About this exercise —
Present each line of the entries below that holds the word "true".

[Records excerpted from a collection]
================

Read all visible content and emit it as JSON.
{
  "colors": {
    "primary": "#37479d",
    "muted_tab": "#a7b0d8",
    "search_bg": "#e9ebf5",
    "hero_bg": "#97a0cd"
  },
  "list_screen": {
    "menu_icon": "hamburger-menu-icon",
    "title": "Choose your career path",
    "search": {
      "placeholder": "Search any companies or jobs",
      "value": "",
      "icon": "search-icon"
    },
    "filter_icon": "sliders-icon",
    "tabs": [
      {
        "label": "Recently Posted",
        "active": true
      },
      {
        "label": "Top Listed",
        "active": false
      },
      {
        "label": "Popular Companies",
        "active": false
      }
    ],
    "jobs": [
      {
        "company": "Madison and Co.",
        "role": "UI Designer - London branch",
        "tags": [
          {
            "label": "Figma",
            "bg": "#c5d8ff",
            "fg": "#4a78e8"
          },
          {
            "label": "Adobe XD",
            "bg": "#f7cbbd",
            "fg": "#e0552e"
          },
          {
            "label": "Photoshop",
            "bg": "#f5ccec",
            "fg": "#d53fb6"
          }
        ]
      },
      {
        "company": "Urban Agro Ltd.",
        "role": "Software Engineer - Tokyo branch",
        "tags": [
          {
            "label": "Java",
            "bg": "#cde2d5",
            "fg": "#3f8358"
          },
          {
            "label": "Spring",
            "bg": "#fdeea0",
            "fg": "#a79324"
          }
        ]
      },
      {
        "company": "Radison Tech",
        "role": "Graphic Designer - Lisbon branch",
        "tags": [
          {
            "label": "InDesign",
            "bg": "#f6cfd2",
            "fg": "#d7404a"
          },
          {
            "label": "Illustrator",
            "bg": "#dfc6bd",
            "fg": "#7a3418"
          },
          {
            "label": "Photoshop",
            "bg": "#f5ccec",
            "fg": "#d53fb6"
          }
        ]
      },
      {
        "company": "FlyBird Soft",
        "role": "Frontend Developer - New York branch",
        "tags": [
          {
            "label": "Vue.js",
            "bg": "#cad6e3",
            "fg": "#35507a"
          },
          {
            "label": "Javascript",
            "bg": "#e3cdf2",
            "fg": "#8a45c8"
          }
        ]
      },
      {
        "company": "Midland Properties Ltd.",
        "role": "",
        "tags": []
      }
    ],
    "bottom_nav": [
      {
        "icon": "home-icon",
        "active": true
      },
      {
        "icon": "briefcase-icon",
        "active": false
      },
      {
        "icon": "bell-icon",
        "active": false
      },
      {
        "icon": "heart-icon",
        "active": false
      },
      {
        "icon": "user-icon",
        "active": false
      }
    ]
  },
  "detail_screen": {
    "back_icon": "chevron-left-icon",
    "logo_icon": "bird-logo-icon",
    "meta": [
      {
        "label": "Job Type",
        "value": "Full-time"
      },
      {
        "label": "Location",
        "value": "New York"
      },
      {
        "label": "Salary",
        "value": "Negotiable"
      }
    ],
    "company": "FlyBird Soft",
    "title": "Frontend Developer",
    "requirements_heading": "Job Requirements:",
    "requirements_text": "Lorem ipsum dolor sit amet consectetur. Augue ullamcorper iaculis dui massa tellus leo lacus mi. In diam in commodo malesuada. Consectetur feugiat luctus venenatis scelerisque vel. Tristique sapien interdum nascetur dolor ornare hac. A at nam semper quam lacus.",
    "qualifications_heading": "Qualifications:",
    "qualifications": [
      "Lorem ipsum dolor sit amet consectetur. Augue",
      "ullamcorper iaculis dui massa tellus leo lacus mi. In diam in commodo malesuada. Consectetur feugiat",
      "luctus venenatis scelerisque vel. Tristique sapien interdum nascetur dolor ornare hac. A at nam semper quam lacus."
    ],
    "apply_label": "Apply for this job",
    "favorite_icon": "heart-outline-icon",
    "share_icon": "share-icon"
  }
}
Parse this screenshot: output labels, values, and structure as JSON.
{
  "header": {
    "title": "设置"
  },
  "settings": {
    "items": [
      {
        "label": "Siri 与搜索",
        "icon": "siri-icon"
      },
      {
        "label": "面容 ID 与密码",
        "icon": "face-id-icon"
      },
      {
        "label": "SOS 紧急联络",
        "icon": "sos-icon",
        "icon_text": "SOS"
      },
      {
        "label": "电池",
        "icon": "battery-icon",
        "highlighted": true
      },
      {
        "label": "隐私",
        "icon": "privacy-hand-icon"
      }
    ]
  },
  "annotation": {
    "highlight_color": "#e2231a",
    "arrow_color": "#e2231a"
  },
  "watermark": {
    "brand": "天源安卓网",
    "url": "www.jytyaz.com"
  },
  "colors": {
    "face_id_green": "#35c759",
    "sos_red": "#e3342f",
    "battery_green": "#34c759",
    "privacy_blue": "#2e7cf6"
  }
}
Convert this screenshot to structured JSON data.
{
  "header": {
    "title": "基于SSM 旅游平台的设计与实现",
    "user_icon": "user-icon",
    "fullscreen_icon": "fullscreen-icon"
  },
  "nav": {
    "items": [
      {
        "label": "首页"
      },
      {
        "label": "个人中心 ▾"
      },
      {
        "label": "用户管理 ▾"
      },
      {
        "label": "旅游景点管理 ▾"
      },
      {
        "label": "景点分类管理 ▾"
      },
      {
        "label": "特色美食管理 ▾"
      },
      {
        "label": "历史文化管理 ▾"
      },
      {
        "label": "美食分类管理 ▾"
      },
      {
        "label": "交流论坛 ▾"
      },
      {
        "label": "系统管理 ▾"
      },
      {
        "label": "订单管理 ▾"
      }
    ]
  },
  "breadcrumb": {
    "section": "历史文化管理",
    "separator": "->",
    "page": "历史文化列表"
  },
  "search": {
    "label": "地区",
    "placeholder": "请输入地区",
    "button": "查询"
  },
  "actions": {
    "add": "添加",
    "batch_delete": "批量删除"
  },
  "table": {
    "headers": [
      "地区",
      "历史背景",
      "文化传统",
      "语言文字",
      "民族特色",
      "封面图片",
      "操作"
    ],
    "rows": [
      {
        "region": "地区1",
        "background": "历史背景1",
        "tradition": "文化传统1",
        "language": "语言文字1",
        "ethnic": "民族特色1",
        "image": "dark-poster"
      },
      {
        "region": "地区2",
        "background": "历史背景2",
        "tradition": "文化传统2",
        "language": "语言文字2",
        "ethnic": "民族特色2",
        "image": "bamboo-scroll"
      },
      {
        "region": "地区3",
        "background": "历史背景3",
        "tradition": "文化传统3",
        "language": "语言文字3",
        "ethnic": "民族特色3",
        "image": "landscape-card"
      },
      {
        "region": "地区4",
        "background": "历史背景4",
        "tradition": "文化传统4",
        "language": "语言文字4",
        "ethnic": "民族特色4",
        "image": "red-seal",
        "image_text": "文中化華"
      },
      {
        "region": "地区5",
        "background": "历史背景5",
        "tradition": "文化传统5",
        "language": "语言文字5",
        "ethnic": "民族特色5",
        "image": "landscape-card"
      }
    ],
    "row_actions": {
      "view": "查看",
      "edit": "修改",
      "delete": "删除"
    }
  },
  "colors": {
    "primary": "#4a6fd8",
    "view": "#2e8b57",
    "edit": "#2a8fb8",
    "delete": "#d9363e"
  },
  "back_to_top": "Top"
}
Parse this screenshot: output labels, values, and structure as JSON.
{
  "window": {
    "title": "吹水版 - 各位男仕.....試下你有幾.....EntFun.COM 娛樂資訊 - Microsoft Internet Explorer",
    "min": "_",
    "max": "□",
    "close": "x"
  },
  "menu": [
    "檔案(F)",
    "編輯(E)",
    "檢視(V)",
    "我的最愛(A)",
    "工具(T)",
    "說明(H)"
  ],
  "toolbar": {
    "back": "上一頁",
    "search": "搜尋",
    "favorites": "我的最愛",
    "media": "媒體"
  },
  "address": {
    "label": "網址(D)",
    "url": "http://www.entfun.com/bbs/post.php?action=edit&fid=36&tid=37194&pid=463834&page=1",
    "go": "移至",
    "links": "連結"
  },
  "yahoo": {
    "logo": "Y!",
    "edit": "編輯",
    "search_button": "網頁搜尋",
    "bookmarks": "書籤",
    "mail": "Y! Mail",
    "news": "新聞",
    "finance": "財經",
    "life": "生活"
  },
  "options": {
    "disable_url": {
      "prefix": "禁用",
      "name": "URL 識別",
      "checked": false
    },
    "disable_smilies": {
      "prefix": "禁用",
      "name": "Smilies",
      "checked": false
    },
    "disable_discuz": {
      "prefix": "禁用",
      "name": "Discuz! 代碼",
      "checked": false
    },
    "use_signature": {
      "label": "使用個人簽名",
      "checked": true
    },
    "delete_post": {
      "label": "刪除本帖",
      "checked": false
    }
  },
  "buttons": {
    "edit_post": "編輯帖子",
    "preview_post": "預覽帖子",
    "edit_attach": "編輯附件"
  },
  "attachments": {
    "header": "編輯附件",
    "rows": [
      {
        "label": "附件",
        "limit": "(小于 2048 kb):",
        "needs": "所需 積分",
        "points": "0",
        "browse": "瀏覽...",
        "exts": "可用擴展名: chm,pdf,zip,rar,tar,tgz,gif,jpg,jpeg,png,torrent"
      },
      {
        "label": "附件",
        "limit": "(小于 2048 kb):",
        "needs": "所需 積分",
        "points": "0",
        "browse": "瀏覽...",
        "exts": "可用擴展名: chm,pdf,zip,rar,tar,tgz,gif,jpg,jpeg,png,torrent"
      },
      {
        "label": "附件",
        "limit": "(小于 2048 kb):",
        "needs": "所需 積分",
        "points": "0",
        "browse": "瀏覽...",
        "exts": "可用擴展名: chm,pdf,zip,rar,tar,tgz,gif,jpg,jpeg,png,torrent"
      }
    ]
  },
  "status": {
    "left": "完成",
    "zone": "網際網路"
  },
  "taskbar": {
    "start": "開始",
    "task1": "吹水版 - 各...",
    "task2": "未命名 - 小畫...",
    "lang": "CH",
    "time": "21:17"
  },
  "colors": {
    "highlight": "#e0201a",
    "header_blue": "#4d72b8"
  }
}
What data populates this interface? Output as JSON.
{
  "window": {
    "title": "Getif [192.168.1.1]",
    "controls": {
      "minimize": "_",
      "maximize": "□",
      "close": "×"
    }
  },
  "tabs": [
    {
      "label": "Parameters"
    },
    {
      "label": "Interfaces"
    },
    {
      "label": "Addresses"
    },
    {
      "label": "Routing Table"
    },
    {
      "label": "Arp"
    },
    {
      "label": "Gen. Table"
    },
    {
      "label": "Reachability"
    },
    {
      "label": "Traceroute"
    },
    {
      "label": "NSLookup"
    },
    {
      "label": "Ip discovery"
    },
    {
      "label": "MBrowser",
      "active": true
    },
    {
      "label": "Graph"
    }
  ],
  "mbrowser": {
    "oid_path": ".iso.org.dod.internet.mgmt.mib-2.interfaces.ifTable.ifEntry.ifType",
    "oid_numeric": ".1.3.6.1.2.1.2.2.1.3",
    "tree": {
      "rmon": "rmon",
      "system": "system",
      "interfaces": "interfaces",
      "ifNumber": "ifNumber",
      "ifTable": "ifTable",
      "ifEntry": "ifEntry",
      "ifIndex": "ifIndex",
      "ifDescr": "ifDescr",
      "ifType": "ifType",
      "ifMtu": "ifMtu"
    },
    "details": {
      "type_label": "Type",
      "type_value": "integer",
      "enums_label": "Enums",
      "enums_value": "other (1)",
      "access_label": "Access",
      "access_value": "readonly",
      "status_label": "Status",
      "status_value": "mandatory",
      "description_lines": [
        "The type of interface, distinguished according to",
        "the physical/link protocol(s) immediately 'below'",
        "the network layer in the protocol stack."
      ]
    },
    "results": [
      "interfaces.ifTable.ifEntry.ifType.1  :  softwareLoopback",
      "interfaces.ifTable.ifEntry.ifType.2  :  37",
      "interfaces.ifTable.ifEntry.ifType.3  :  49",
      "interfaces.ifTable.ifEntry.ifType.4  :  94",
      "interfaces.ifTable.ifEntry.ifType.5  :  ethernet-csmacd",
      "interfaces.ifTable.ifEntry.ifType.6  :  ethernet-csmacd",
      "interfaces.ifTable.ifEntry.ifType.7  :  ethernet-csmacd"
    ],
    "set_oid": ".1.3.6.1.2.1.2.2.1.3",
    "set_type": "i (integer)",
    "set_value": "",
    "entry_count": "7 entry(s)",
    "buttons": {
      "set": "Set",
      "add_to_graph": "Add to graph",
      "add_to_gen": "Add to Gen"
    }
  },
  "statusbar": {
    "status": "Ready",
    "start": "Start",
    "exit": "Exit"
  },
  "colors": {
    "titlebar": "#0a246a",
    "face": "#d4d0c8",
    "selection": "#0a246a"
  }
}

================

Completed exercise —
        "active": true
        "active": true
        "highlighted": true
      "checked": true
      "active": true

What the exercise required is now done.